The practice of safe sex is another technique of prevention. The use of dental dams and condoms, as well as abstinence, can reduce your and your partner’s risk of exposure. Unfortunately, many Gonorrhea carriers are unaware they are infected since they have no symptoms. 820,000 instances of Gonorrhea are reported in the US each year, according to the Centers for Disease Control and Prevention
Regular testing is another protective measure. Because people can be sick without exhibiting symptoms, you may appear healthy and normal. Yet, the illness may affect your body and spread to your partner. Regular testing is one approach to verify that you are infection-free or can receive the therapy you need to recover. Therefore, we urge you and your spouse (or partners) to undergo frequent testing.
Individuals who have had Gonorrhea before are not immune to catching it again. Even those who have already been infected with Gonorrhea can become re-infected. If your partner has Gonorrhea, avoid sexual contact with them until their prescription is finished. Typically, this takes 7 to 14 days.
To cope with the shame, we urge that people be tested for STDs regularly. However, we understand how unpleasant and uncomfortable discussing your symptoms with your doctor can be. Therefore, we provide our patients a secure testing atmosphere, secrecy, and privacy.
Our doctors desire the best for their patients: to live a healthy lifestyle. So the first step toward getting treated and recovering is to get tested.
Though many people are apprehensive about getting tested for Gonorrhea, the procedure is straightforward and painless. Most of the time, all that is required is a urine sample.
However, because they are frequently contracted simultaneously, your doctor may prescribe testing for Chlamydia while you test for Gonorrhea.
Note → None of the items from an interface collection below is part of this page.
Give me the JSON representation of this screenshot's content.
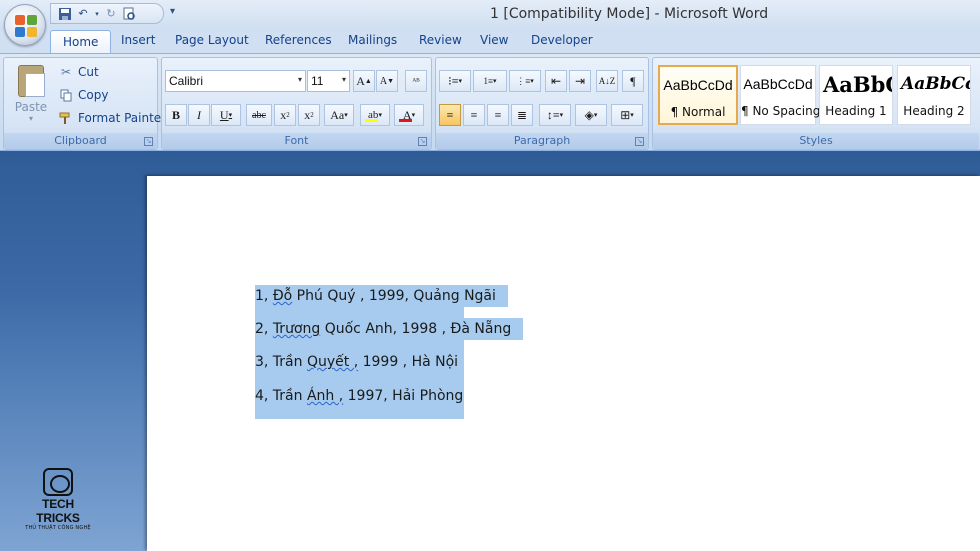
{
  "window": {
    "title": "1 [Compatibility Mode] - Microsoft Word"
  },
  "quick_access": {
    "icons": [
      "save-icon",
      "undo-icon",
      "redo-icon",
      "print-preview-icon",
      "customize-qat-icon"
    ]
  },
  "tabs": [
    {
      "label": "Home",
      "active": true
    },
    {
      "label": "Insert"
    },
    {
      "label": "Page Layout"
    },
    {
      "label": "References"
    },
    {
      "label": "Mailings"
    },
    {
      "label": "Review"
    },
    {
      "label": "View"
    },
    {
      "label": "Developer"
    }
  ],
  "ribbon": {
    "clipboard": {
      "label": "Clipboard",
      "paste": "Paste",
      "cut": "Cut",
      "copy": "Copy",
      "format_painter": "Format Painter"
    },
    "font": {
      "label": "Font",
      "font_name": "Calibri",
      "font_size": "11",
      "highlight_color": "#ffff00",
      "font_color": "#e0141e"
    },
    "paragraph": {
      "label": "Paragraph",
      "align_left_active": true
    },
    "styles": {
      "label": "Styles",
      "items": [
        {
          "sample": "AaBbCcDd",
          "name": "¶ Normal",
          "selected": true
        },
        {
          "sample": "AaBbCcDd",
          "name": "¶ No Spacing"
        },
        {
          "sample": "AaBbC(",
          "name": "Heading 1"
        },
        {
          "sample": "AaBbCc",
          "name": "Heading 2"
        }
      ]
    }
  },
  "document": {
    "lines": [
      {
        "a": "1, ",
        "b": "Đỗ",
        "c": " Phú Quý ,  1999,  Quảng Ngãi"
      },
      {
        "a": "2, ",
        "b": "Trương",
        "c": " Quốc Anh,  1998 ,  Đà Nẵng"
      },
      {
        "a": "3, Trần ",
        "b": "Quyết ,",
        "c": " 1999  , Hà Nội"
      },
      {
        "a": "4, Trần ",
        "b": "Ánh ,",
        "c": " 1997, Hải Phòng"
      }
    ]
  },
  "watermark": {
    "title": "TECH TRICKS",
    "subtitle": "THỦ THUẬT CÔNG NGHỆ"
  }
}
Therefore, simultaneous testing has the potential to provide more accurate results.
Your doctor may prescribe antibiotics as a prophylactic measure before you obtain your test results. However, if your findings are negative, you may have another infection, such as a urinary tract infection (UTI), which requires treatment.
Gonorrhea is a bacterial infection that responds well to antibiotic treatment. Therefore, doctors commonly recommend antibiotics such as azithromycin. However, suppose your doctor is concerned that your strain of Gonorrhea is resistant to antibiotics. In that case, you may be given a shot of Ceftriaxone in addition to your oral antibiotics.
Both medications are efficient at preventing infection but do not restore the harm caused by the illness. Therefore, we recommend STD testing frequently to increase your chances of catching the disease before it causes significant symptoms and problems.
Those who test positive for Gonorrhea should inform their sexual partners, who may also be infected so that they can be tested. This includes any previous partners who may have been harmed, so they and their partners can be evaluated. Although it may be awkward to discuss STDs with your partner(s), they will appreciate being informed so that they may take the necessary precautions to protect their health.
While treatment progresses, partners should refrain from sexual activity for at least 7 to 10 days. After a few days of antibiotics, you may feel well enough to resume sexual activity, but this does not guarantee that the pathogenic germs have been completely eradicated. Both you and your partner may experience relapse.
People who have had Gonorrhea before can get it again. Antibiotics do not exclude the potential of acquiring Gonorrhea again, even if you have had it before.
Miscarriages, low weight, premature rupture of membranes, and chorioamnionitis have all been associated with untreated gonococcal infection during pregnancy. During delivery, gonorrhea can infect a newborn as it goes through the canal. In addition, infants can acquire eye infections if they are not addressed.